Brenner’s biggest dream, one that is currently unfolding in an impressive way, is the creation of an “urban farm.” As it happened, Pastor Paul Evans of the First Pentecostal Holiness Church had his own dream of using the church’s 2-acre plot to bring together the youth and the church elders and grow food for the community. “Holy mackerel,” said Brenner on hearing about this. As of now, the farm boasts two substantial 60-by-80-foot beds capable of growing everything from arugula to zucchini. Plans have been drawn up to add an outdoor pizza oven, a meditation garden, an outdoor kitchen, picnic area, fire pit and greenhouse.
With so much experience under his belt, Brenner now has a formula. If there’s room, he puts in an 8-by-12-foot shed for the tools. He sets up a composting area. He buys a combination of half topsoil-half compost when he first installs the beds, and then comes back every two years or so to top them off with a couple more inches of the mixture. Whether it’s the planting depth for cucumber seeds (one inch), the average time it will take before a pumpkin can be harvested (115-120 days), the vegetables with the highest and lowest nutritional ratings (kale and onion, respectively), or how many pieces of pressure treated lumber, in varying widths and lengths, will be needed to create the urban garden (170), Brenner has figured it out. For each starter plant he adds Espoma Bio Tone and a tablespoon of nitrogen fertilizer. The plants seem to love it. “They take off like a shot,” he says. He reapplies the nitrogen fertilizer with a balanced fertilizer later during the growing season.
None of this seems to be coming to an end anytime soon. Brenner is too concerned with food insecurity, the inequity in access to healthy, nutritious food and the food desert in the middle of the city to slow down his efforts. He’s as geared up as ever about providing gardens for people in underserved communities.
“It’s important,” he says, “to be in touch with the land and where your food comes from and what food tastes like when you grow it yourself.” Recently Wilmington Green merged with Community Enrichment Initiatives (CEI) to work together on the urban farm project and on a plan to build a commercial kitchen and garden at the MLK Center. Eventually food from the gardens could be processed in the kitchen and sold or distributed to the community; the group would have a presence at local farmers markets; they could create an income-producing CSA and add a strong educational component to their program.
In the meantime, David Brenner lives wholly outside the world of silos and arbitrary labels. He sees only potential new colleagues, friends and collaborators in the all-important enterprise of growing gorgeous gardens. Field peas, watermelons, lima beans, okra — old, young, rich, poor — they all mingle into a glorious amalgam.
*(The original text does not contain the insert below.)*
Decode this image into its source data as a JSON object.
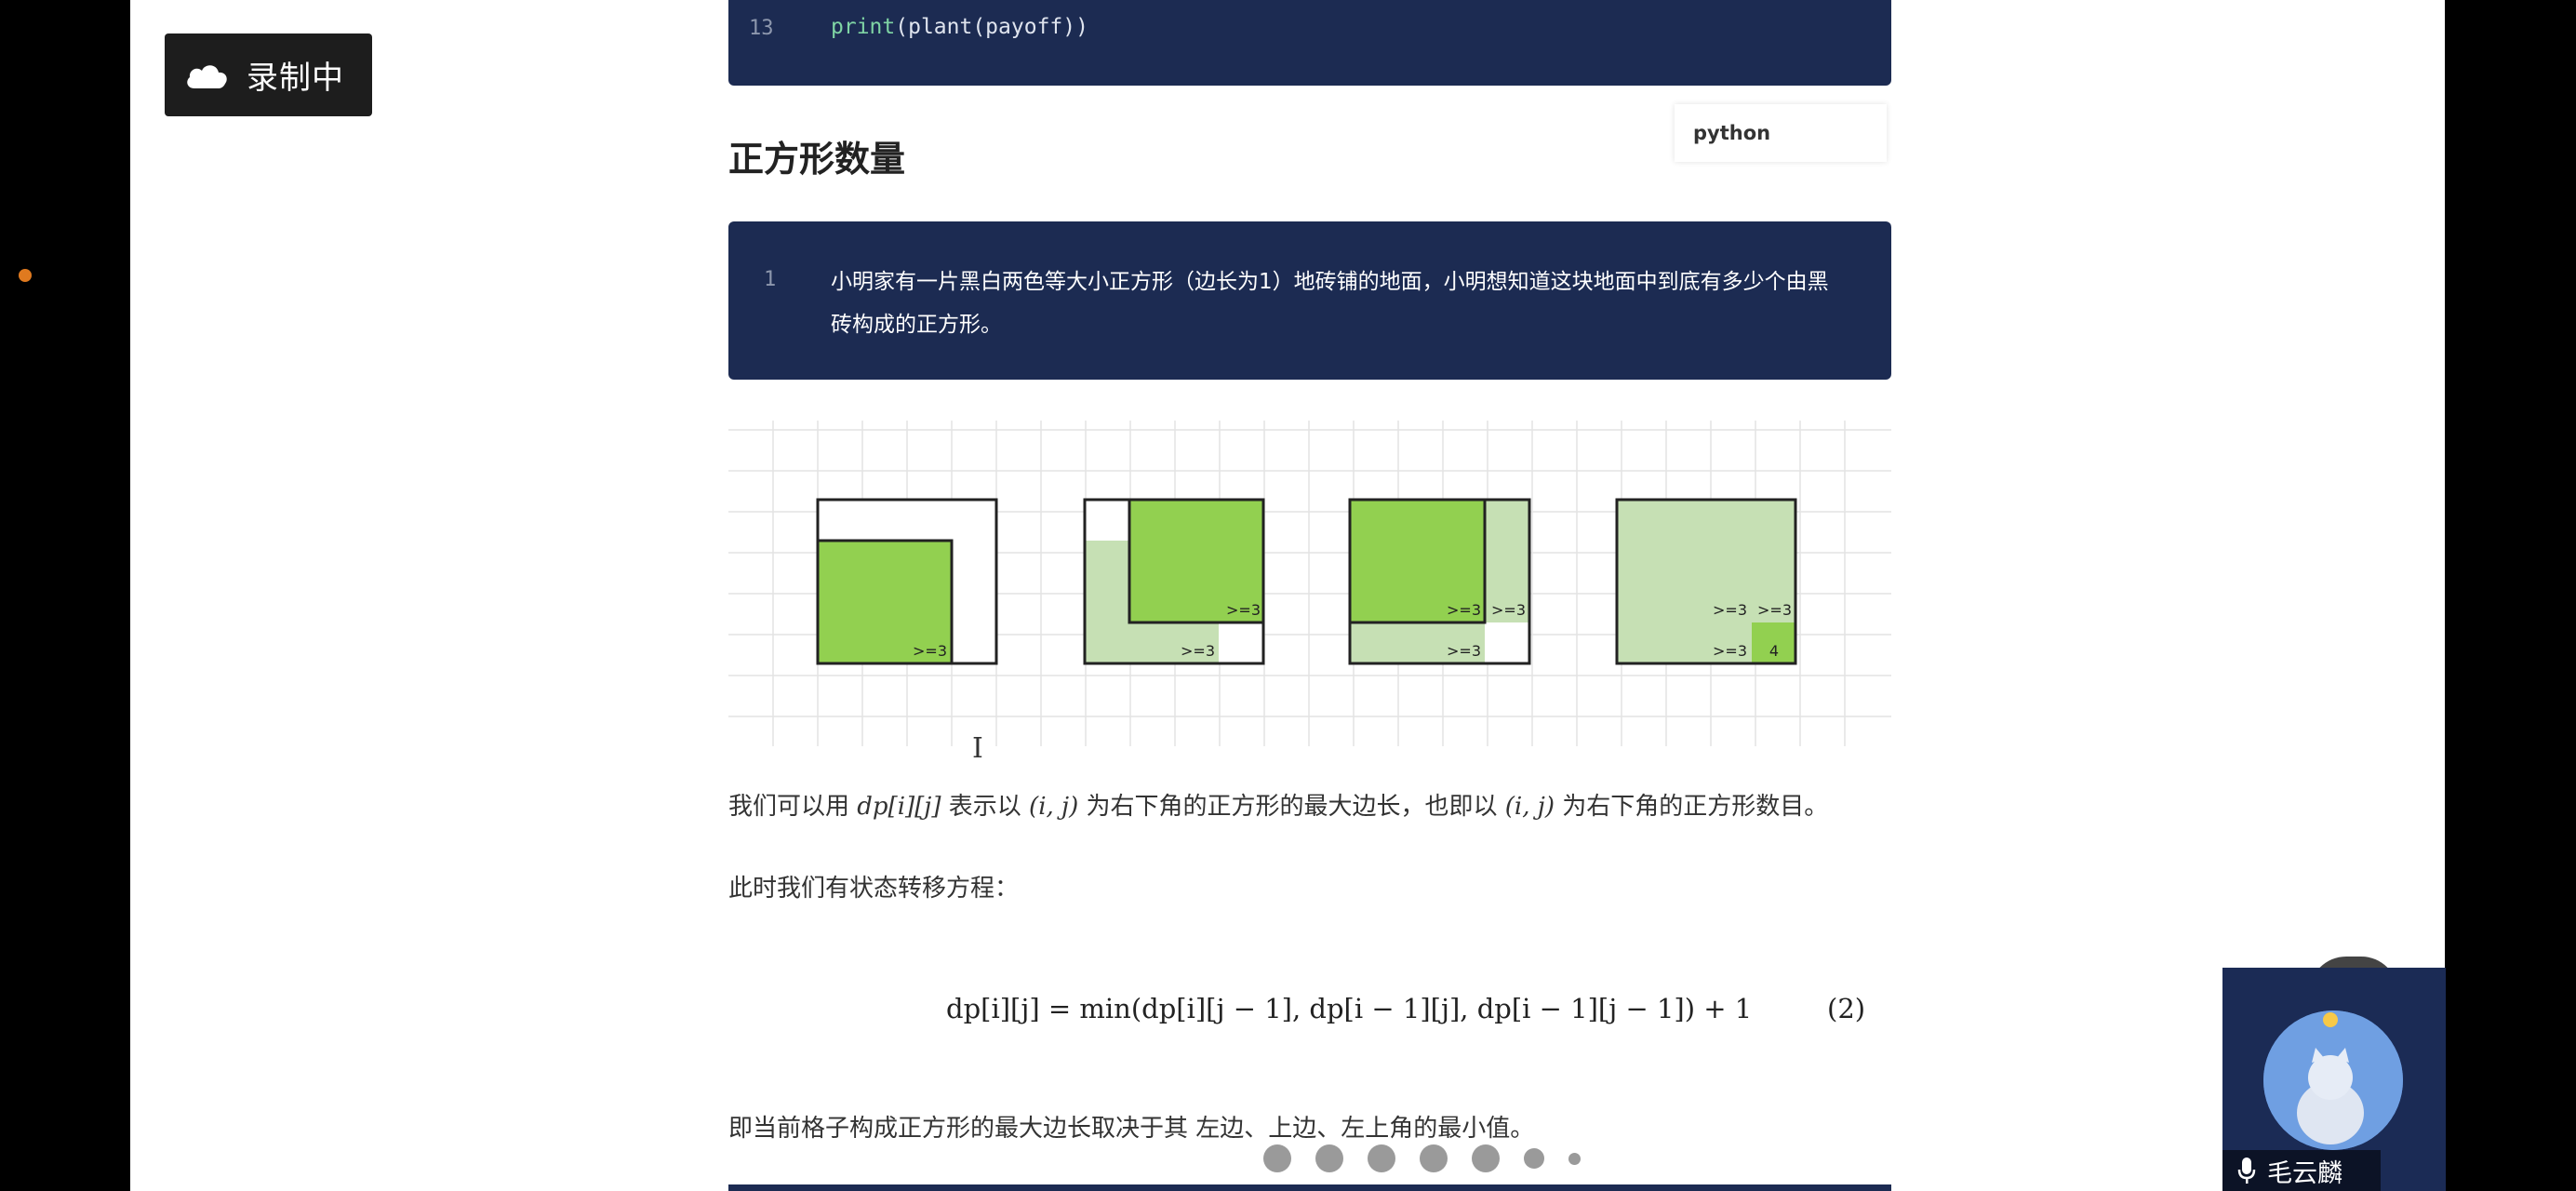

And with enough care, the land is brought back to health by all of the people working together. b
Barbara Sullivan is a regular Salt contributor and the author of Garden Perennials for the Coastal South.